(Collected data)
§ §

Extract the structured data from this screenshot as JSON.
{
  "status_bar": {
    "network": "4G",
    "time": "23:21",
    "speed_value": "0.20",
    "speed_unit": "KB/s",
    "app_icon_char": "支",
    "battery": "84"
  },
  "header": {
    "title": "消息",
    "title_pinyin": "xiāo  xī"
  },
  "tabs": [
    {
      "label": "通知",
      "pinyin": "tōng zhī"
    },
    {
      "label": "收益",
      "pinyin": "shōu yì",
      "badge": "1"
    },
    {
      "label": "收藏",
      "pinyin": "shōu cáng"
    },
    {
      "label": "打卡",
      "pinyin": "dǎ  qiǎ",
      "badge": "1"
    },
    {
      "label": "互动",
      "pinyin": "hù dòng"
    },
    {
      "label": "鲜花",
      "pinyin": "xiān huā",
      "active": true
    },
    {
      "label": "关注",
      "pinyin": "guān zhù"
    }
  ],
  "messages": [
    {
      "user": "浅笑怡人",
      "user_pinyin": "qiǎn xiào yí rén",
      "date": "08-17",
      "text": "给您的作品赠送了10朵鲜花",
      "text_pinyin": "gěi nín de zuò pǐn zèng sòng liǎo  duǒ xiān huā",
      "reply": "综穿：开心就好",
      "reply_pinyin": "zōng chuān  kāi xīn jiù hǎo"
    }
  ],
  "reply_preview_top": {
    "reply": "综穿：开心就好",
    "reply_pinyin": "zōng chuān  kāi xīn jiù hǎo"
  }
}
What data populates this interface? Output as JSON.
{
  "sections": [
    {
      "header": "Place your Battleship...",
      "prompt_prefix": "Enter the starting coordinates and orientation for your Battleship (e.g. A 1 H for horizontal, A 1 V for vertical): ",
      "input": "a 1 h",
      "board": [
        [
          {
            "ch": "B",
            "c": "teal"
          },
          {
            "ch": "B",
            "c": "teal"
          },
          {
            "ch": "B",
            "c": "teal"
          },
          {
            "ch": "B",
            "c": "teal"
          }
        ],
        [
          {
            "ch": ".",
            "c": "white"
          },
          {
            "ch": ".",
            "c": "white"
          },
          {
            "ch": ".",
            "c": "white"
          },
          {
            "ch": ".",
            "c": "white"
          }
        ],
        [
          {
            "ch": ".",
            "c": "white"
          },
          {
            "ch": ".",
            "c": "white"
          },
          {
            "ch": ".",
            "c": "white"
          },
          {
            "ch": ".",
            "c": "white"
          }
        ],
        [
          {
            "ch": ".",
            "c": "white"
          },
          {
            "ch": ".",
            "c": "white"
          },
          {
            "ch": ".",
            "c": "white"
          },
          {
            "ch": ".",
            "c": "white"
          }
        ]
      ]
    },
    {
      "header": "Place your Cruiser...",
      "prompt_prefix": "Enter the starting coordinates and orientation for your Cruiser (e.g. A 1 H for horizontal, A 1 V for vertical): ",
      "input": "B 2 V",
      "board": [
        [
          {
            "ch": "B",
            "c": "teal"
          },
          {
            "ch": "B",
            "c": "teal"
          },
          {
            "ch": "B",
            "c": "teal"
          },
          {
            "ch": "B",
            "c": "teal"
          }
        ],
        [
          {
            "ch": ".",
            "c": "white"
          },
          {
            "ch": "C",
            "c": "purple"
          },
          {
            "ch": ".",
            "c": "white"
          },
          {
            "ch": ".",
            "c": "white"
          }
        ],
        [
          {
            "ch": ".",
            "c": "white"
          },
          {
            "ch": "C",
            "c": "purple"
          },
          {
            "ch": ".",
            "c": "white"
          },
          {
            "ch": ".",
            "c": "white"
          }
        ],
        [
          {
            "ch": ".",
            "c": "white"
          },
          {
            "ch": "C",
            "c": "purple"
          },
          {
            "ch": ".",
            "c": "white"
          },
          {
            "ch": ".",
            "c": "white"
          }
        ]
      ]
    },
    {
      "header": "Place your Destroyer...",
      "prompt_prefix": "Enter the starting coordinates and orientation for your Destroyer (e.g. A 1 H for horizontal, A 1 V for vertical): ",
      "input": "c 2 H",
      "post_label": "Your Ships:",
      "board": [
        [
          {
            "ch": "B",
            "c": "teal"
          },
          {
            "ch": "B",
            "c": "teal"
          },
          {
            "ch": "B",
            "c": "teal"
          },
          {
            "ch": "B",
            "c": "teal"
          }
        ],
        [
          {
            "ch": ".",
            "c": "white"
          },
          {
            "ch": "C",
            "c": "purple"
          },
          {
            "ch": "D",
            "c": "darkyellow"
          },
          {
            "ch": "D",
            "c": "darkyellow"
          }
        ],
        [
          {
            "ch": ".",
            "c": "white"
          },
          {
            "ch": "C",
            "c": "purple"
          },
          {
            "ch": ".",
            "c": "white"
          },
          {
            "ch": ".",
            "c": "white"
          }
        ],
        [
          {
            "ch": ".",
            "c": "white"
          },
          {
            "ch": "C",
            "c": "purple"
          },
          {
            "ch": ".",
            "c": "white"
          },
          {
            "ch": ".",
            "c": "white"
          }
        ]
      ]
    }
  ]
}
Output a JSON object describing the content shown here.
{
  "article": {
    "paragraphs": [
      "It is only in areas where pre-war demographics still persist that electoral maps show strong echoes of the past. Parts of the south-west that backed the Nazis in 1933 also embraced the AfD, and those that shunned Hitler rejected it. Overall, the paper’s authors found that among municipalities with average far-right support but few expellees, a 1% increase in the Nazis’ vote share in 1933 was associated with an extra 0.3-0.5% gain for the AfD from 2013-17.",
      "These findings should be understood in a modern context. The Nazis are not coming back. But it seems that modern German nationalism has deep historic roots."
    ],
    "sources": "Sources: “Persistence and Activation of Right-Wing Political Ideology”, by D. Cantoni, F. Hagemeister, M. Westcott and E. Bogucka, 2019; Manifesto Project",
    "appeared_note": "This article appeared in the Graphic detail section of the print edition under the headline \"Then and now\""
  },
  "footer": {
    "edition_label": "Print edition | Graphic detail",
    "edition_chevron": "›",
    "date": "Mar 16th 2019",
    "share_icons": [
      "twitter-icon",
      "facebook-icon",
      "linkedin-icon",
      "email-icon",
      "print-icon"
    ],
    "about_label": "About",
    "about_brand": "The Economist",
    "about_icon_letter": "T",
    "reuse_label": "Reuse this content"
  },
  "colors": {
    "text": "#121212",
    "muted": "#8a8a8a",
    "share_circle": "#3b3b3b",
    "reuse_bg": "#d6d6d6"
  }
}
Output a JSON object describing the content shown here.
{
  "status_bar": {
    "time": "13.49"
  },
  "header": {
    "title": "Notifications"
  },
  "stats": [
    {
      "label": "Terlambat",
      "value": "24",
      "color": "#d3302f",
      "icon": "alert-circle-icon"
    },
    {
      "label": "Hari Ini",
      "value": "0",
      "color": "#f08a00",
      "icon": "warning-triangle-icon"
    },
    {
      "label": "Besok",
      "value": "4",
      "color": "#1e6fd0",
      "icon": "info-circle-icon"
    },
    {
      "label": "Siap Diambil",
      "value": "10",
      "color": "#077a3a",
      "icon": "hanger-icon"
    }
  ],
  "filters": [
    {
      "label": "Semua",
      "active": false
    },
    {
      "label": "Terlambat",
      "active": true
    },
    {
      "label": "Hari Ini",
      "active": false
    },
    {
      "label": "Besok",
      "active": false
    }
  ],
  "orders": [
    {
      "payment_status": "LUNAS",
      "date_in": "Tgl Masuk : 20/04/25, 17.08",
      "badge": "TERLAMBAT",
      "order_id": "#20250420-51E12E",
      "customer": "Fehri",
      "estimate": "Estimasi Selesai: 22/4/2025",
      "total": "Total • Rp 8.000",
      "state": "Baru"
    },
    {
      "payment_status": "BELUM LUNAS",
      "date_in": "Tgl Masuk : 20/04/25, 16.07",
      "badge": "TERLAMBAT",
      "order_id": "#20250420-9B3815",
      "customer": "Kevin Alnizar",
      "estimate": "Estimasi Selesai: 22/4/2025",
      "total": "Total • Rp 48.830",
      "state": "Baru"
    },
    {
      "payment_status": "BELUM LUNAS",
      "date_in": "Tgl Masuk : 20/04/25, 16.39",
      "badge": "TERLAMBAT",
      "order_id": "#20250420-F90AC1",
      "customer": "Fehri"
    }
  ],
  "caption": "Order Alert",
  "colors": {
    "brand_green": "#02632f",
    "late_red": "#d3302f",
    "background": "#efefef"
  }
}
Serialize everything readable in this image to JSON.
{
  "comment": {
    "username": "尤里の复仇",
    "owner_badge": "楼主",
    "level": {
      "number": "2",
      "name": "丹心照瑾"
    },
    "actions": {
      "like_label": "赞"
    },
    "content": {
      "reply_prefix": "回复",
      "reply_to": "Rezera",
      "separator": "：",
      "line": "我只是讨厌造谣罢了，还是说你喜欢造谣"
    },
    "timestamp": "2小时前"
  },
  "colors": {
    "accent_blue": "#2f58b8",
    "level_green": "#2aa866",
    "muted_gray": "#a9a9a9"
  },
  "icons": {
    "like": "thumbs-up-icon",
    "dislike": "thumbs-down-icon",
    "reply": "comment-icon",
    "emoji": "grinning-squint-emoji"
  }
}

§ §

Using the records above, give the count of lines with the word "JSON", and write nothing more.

● **Result**
5